“The Maine Chamber is a leading voice for Maine’s business community and works tirelessly to make our state the best place to create jobs, grow a business, and raise a family,” said Senator Collins. “I met with members of the Maine Chamber to discuss some of the most pressing issues facing our state, including the record-high inflation that is hurting hardworking families and the workforce shortages hindering small businesses. As a senior member of the Appropriations Committee, I will continue to champion the job creating engines that power our economy.”
During the meeting, the group discussed the state of the economy, record-high inflation, and widespread workforce shortages. Earlier this year, Senators Collins and Kyrsten Sinema (D-AZ) introduced legislation to shorten the waiting period before asylum seekers are allowed to receive work authorizations, which would allow them to find employment more quickly and become self-sufficient.
The Chamber members thanked Senator Collins for her leadership on the Infrastructure Investments and Jobs Act, which is helping to bolster Maine’s transportation infrastructure and economy. Senator Collins also shared details about her recent trip to Ukraine to meet with President Zelensky.
Senator Collins has been a longstanding advocate for Maine’s small businesses.

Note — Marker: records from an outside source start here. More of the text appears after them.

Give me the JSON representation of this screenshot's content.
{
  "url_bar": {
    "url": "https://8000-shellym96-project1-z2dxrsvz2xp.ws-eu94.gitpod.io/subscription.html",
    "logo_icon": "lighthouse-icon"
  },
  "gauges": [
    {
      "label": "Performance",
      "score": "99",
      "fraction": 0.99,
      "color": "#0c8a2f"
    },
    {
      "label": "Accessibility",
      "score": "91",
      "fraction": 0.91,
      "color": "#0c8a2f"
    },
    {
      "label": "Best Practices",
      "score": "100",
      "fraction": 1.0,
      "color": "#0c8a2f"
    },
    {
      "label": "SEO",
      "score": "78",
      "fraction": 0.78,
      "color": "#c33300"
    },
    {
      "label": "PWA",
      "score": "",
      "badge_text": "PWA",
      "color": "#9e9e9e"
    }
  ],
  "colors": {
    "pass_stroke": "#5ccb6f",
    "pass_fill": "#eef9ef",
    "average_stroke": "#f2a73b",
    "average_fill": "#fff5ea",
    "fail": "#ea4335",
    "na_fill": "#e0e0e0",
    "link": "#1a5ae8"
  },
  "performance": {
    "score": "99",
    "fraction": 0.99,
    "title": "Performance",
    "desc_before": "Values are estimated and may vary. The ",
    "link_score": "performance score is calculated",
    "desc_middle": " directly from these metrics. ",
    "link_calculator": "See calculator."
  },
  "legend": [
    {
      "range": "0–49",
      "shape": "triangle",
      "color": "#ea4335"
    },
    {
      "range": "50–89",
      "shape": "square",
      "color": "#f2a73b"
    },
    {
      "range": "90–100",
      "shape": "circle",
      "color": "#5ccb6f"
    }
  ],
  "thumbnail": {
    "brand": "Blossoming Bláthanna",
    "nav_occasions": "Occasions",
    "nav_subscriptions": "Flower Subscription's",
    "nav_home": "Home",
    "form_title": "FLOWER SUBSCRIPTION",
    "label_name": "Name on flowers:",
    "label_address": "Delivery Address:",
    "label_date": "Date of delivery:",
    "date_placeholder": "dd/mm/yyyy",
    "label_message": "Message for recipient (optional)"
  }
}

When the pandemic began, she co-authored the Paycheck Protection Program that helped small businesses remain afloat and keep their employees paid. Maine small businesses received more than 47,000 forgivable loans totaling $3.2 billion, supporting the jobs of hundreds of thousands of Mainers.